What to work on: Return the entries below verbatim. Pictures stay out.

Records provided:
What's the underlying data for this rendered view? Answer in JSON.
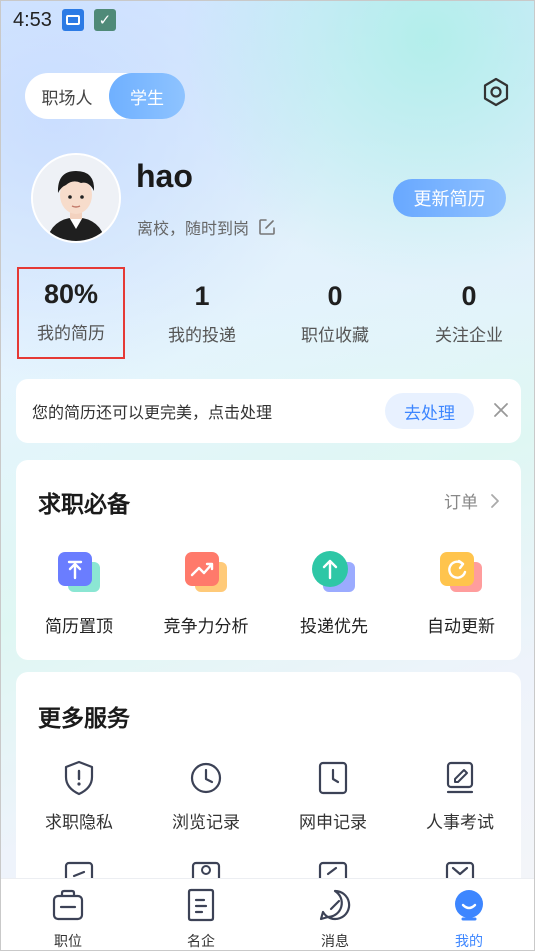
{
  "status_bar": {
    "time": "4:53",
    "icons": [
      "app-notification-icon",
      "check-app-icon"
    ]
  },
  "mode_toggle": {
    "options": [
      "职场人",
      "学生"
    ],
    "active": "学生"
  },
  "profile": {
    "username": "hao",
    "status": "离校，随时到岗",
    "update_button": "更新简历"
  },
  "stats": [
    {
      "value": "80%",
      "label": "我的简历"
    },
    {
      "value": "1",
      "label": "我的投递"
    },
    {
      "value": "0",
      "label": "职位收藏"
    },
    {
      "value": "0",
      "label": "关注企业"
    }
  ],
  "tip": {
    "text": "您的简历还可以更完美，点击处理",
    "action": "去处理"
  },
  "essentials": {
    "title": "求职必备",
    "orders_link": "订单",
    "items": [
      {
        "label": "简历置顶",
        "icon": "pin-top-icon",
        "color": "#6a7dff"
      },
      {
        "label": "竞争力分析",
        "icon": "trend-chart-icon",
        "color": "#ff7a6b"
      },
      {
        "label": "投递优先",
        "icon": "priority-up-icon",
        "color": "#2ec7a6"
      },
      {
        "label": "自动更新",
        "icon": "auto-refresh-icon",
        "color": "#ffb44d"
      }
    ]
  },
  "more_services": {
    "title": "更多服务",
    "items": [
      {
        "label": "求职隐私",
        "icon": "privacy-shield-icon"
      },
      {
        "label": "浏览记录",
        "icon": "clock-icon"
      },
      {
        "label": "网申记录",
        "icon": "application-record-icon"
      },
      {
        "label": "人事考试",
        "icon": "exam-book-icon"
      }
    ]
  },
  "bottom_nav": {
    "items": [
      {
        "label": "职位",
        "icon": "briefcase-icon"
      },
      {
        "label": "名企",
        "icon": "company-icon"
      },
      {
        "label": "消息",
        "icon": "message-icon"
      },
      {
        "label": "我的",
        "icon": "profile-icon"
      }
    ],
    "active": "我的",
    "accent": "#3d86ff"
  }
}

Task response:
What's the underlying data for this rendered view? Answer in JSON.
{
  "status_bar": {
    "time": "4:53",
    "icons": [
      "app-notification-icon",
      "check-app-icon"
    ]
  },
  "mode_toggle": {
    "options": [
      "职场人",
      "学生"
    ],
    "active": "学生"
  },
  "profile": {
    "username": "hao",
    "status": "离校，随时到岗",
    "update_button": "更新简历"
  },
  "stats": [
    {
      "value": "80%",
      "label": "我的简历"
    },
    {
      "value": "1",
      "label": "我的投递"
    },
    {
      "value": "0",
      "label": "职位收藏"
    },
    {
      "value": "0",
      "label": "关注企业"
    }
  ],
  "tip": {
    "text": "您的简历还可以更完美，点击处理",
    "action": "去处理"
  },
  "essentials": {
    "title": "求职必备",
    "orders_link": "订单",
    "items": [
      {
        "label": "简历置顶",
        "icon": "pin-top-icon",
        "color": "#6a7dff"
      },
      {
        "label": "竞争力分析",
        "icon": "trend-chart-icon",
        "color": "#ff7a6b"
      },
      {
        "label": "投递优先",
        "icon": "priority-up-icon",
        "color": "#2ec7a6"
      },
      {
        "label": "自动更新",
        "icon": "auto-refresh-icon",
        "color": "#ffb44d"
      }
    ]
  },
  "more_services": {
    "title": "更多服务",
    "items": [
      {
        "label": "求职隐私",
        "icon": "privacy-shield-icon"
      },
      {
        "label": "浏览记录",
        "icon": "clock-icon"
      },
      {
        "label": "网申记录",
        "icon": "application-record-icon"
      },
      {
        "label": "人事考试",
        "icon": "exam-book-icon"
      }
    ]
  },
  "bottom_nav": {
    "items": [
      {
        "label": "职位",
        "icon": "briefcase-icon"
      },
      {
        "label": "名企",
        "icon": "company-icon"
      },
      {
        "label": "消息",
        "icon": "message-icon"
      },
      {
        "label": "我的",
        "icon": "profile-icon"
      }
    ],
    "active": "我的",
    "accent": "#3d86ff"
  }
}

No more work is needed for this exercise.